Hockey stars help local firefighters raise money for those in need
The Hanson Brothers were in Cowtown Sept. 26, and they weren’t strumming on guitars and mashing keyboards singing MMMBop. The Hanson Brothers at the Max Bell arena were the ones known for slapping pucks, bashing boards and slashing shins.
The stars of the 1977 hockey film “Slap Shot” – David Hanson, Jeff Carlson and Steve Carlson – were in town to take part in the Battle of the Badges charity hockey game on the Monday that saw the Calgary and Edmonton fire department hockey teams go head-to-head.
In the 1970’s, Hanson and the Carlson brothers – Jeff, Steve and Jack – all played professional hockey together for the Johnstown Jets, out of Pennsylvania, which was part of the North American Hockey League.
Known for their rough, tough and sometimes unruly ways on the ice, a teammates sister wrote the movie Slap Shot, about the Johnstown Jets – called the Charlestown Chiefs in the film.
However, Jack was unable to star in the film and Hanson replaced him in that role. With the release of the film, notoriety was gained by the so-called “Hanson Brothers” for being menaces on the ice.
After 34 years, the enforcing trio of the Charlestown Chiefs haven’t changed their approach to the game.
“We’re going to go out and rape, pillage and create as much mayhem as we can,” said Hanson.
But the game wasn’t just about wreaking havoc on the ice, as all proceeds went to two charities – The Calgary Firefighters Burn Treatment Society (CFBTS) and Project Warmth Society of Alberta.
The CFBTS has raised $12 million over the past 15 years, all of it going towards helping those recovering from severe burns. The Project Warmth Society provides warm clothing to those in need, and during 2010 approximately 60,000 pieces of warm clothing were handed out in Calgary.
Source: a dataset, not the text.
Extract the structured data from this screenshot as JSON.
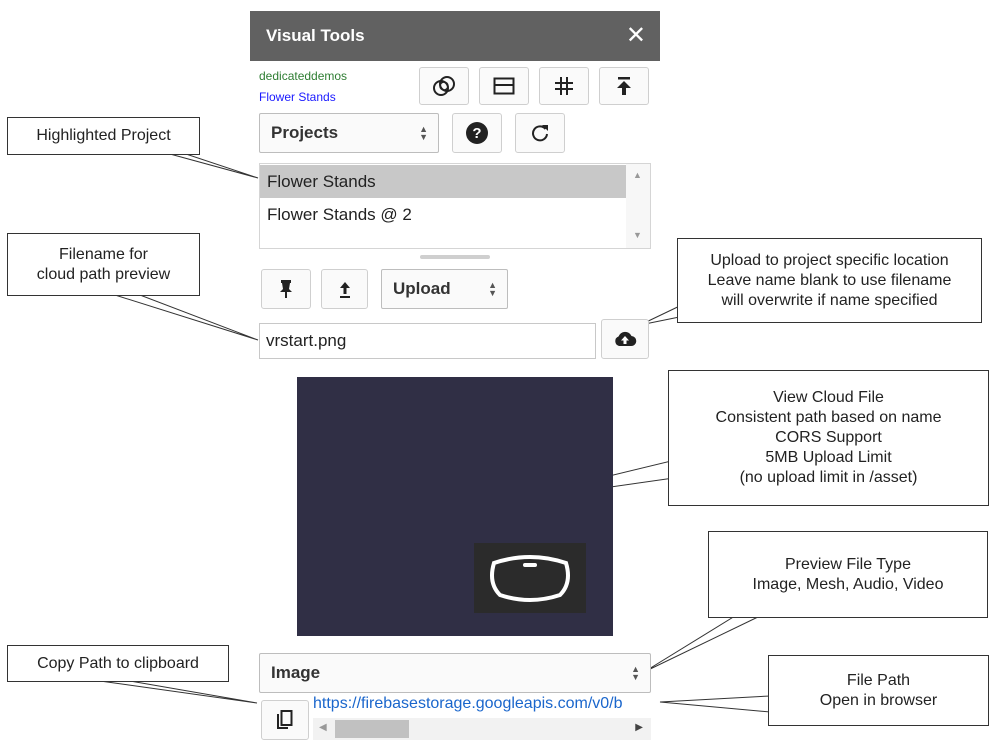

“These are the guys that are out there helping us and protecting us and saving our lives,” Hanson said. “To be in the same locker room with these guys … is a big bonus to it.”
“Even though we’re the slapstick entertainment tonight we are the ones who are really honoured to be a part of the team,” Steve added.
Also in attendance was former National Hockey League referee, Kerry Fraser. Having officiated over 2,000 NHL games, he was more than capable of keeping the Hanson Brothers in check.
But the cause of the game hit close to home for Fraser who has a son in London, Ont. working as a firefighter, and another son in New Jersey working as a transit police officer.
“Just from a cause perspective it’s to support the kind of stuff that our kids have chosen as professions,” he said.
Jeremy Leece, local firefighter and vice president of the CFBTS, frequently deals with burn victims and has seen what it takes for one to heal.
“When you’re that closely attached to it you see the aftermath of a burn and you know how intense the rehab is… Not only is it horrific from a media standpoint but we know from the inside how long term the healing goes on.”
According to Leece, the charity hockey game raised around $6,500, which will be split between the two charities.
The Hanson Brothers and Fraser made seven different stops on the Battle of the Badges tour, helping raise funds for a total of nine different charities in seven Canadian cities
Calgary marked the end of the Battle of the Badges tour, but for Leece it’s only the beginning.
“This is just one year of many,” he said. “We hope to have it year after year and have the public and businesses come out and support us.”